Safe to say, I didn’t find it.
So, on a beautiful Autumn day I cried, and cried, and called my Mum. I was so confused. I felt hopeless without attaining a degree. I knew I wanted to become a writer, that choosing my outfit every day was one of the most important tasks to complete, and that I had been manifesting Vogue magazine since I was 16. With these three things considered, and the help of a little Googling, I stumbled upon a course that was going to finally give me some purpose.
I present to you, The Fashion Institute. A hands-on Diploma of Business in Fashion Communications and Digital Marketing. A one-year course where I get to meet fellow fashionista’s in the business, the power women and men who come straight from the field and let us pick their brain. The opportunity to gain real industry experience within my field in order to become a piece of the puzzle. A chance to work hard, play hard and fulfil my dreams of a modern-day Devil Wears Prada. It was absolutely perfect.

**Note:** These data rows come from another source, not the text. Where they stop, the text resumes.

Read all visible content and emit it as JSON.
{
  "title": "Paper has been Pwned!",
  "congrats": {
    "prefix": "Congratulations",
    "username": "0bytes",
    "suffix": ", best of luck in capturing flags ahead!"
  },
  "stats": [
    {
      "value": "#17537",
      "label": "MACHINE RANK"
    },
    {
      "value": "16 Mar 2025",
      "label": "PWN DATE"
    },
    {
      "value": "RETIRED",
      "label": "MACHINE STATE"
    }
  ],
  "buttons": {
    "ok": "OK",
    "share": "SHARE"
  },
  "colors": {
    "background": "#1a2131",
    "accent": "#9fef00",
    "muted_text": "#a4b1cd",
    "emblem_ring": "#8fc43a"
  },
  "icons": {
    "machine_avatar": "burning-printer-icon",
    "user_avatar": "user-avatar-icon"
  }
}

After speaking with Sarah, the founder and boss woman of The Fashion Institute, I instantly felt at home. Her passion and excitement for this course, as well as telling me the abundance of opportunities that will be laid before me ready to jump into was making me grin and grin some more. Finally, after years of manifesting Vogue, I was here and ready for the task.
Ever since I travelled to Paris at the age of sixteen, I must have subconsciously known, that this course, this journey I am about to embark on was for me. After walking down the Champs Elysee, climbing the Eiffel Tower and purchasing French fries with baguettes as if my life depended on it, I stumbled across an old, rickety shop on wheels. It that sold a variety of different pictures and canvases, I knew what I wanted. I bought four vintage Vogue covers and carried them around Europe with me as if they were my long-lost treasure. They have been framed and hung in every home I have lived in, from the Inner Western Suburbs, to the Eastern Suburbs of Sydney. These have been the photos I have woken up to every day and said good night to every evening. They have been my dream for over five years now, and to say I am blessed to have found The Fashion Institute, a place to make this dream come true, is the understatement of my year.
I wouldn’t ever take back my ‘complicated’ relationship with University. Even if it did break my heart once or seven times, because it taught me so much about myself. About who I am, how I learn and most importantly, who I want to be. So, if you are currently a University student, or even a high school student who thinks University is the be all and end all of your career, I am here to tell you to think again. There are so many options for you post high school that don’t have to involve a degree that can still give you an abundance of knowledge. Everyone is different, and everyone will learn differently, you just have to find your wave and ride it with absolute confidence.
My name is Madeline, and I am not a University student. It was a hard pill to swallow, but I am so glad I have finally closed the door, because it allowed me to open this one that The Fashion Institute will give me. And I believe it’s going to be the ride of a lifetime.